PROBLEM TO SOLVE
Once you have read the records below, write them all out exactly as given.

Items from a data source
=====

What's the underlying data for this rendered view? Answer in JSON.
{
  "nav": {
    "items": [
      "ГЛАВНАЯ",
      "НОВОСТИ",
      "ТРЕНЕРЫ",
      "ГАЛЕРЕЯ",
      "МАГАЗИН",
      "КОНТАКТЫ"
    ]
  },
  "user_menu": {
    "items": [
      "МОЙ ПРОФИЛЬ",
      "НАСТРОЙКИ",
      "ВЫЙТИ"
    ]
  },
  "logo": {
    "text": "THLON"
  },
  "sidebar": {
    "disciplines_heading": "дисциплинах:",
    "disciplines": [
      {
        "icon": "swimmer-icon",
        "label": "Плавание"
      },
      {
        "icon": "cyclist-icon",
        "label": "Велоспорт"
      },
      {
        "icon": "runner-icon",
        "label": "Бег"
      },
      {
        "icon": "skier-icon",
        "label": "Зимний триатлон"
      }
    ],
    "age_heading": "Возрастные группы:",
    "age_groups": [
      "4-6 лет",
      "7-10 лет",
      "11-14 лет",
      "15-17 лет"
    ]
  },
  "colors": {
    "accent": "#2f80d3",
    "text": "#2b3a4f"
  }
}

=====

OUTPUT
What's the underlying data for this rendered view? Answer in JSON.
{
  "nav": {
    "items": [
      "ГЛАВНАЯ",
      "НОВОСТИ",
      "ТРЕНЕРЫ",
      "ГАЛЕРЕЯ",
      "МАГАЗИН",
      "КОНТАКТЫ"
    ]
  },
  "user_menu": {
    "items": [
      "МОЙ ПРОФИЛЬ",
      "НАСТРОЙКИ",
      "ВЫЙТИ"
    ]
  },
  "logo": {
    "text": "THLON"
  },
  "sidebar": {
    "disciplines_heading": "дисциплинах:",
    "disciplines": [
      {
        "icon": "swimmer-icon",
        "label": "Плавание"
      },
      {
        "icon": "cyclist-icon",
        "label": "Велоспорт"
      },
      {
        "icon": "runner-icon",
        "label": "Бег"
      },
      {
        "icon": "skier-icon",
        "label": "Зимний триатлон"
      }
    ],
    "age_heading": "Возрастные группы:",
    "age_groups": [
      "4-6 лет",
      "7-10 лет",
      "11-14 лет",
      "15-17 лет"
    ]
  },
  "colors": {
    "accent": "#2f80d3",
    "text": "#2b3a4f"
  }
}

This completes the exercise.